Activity
Go through the listing and copy each line with the string "ATTENTION".

Listed entries

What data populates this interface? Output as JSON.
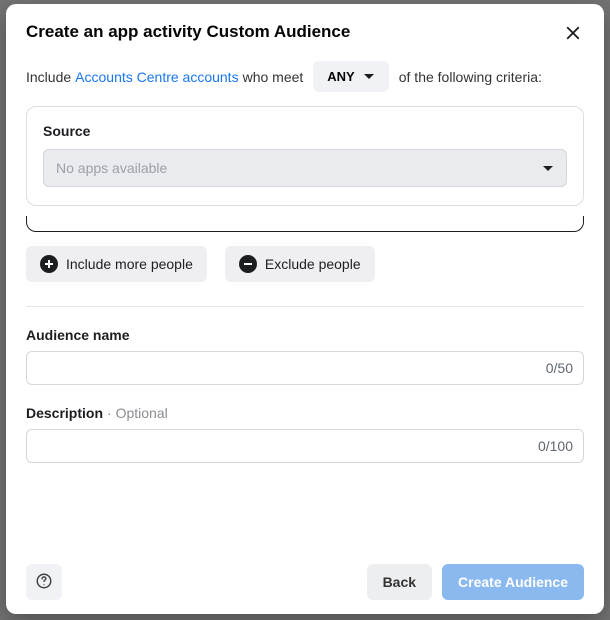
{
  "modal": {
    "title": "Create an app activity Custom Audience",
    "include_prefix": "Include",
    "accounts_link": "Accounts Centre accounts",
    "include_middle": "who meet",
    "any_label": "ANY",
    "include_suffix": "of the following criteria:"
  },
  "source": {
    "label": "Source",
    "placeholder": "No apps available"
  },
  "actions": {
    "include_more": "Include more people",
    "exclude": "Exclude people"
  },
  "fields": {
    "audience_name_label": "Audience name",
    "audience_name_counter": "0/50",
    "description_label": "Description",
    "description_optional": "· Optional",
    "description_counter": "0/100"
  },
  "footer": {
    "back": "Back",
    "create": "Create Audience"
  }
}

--

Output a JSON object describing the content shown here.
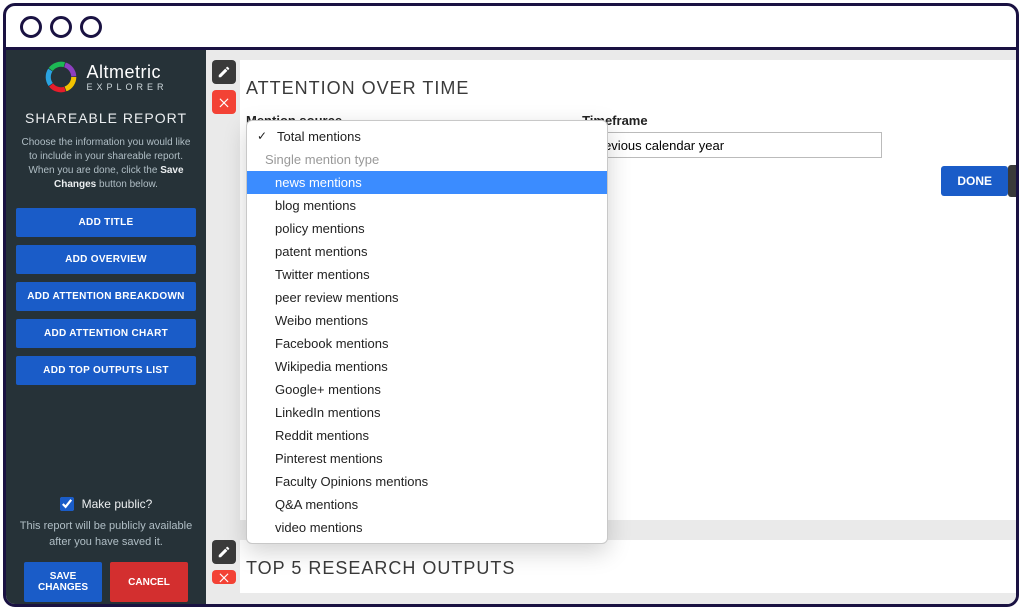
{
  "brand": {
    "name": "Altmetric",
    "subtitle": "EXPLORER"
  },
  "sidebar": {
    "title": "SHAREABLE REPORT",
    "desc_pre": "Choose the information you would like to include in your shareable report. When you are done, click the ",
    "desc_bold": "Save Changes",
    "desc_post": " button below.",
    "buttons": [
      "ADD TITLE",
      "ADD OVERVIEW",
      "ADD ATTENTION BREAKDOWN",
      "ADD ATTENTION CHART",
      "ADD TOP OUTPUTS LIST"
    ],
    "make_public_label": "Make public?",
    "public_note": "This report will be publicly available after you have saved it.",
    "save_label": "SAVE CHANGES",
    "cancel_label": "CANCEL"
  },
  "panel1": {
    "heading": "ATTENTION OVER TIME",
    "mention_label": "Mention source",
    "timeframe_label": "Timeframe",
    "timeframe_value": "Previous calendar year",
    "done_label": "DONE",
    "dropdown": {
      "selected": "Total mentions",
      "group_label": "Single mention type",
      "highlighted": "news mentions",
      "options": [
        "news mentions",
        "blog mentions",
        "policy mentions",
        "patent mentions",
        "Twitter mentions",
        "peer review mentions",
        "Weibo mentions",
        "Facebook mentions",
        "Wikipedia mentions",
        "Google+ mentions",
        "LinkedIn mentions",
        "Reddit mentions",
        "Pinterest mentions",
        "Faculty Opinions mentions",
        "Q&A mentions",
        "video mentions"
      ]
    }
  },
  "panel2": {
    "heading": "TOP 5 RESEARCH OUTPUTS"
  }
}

Expected answer
      "ADD ATTENTION BREAKDOWN",
      "ADD ATTENTION CHART",
    "heading": "ATTENTION OVER TIME",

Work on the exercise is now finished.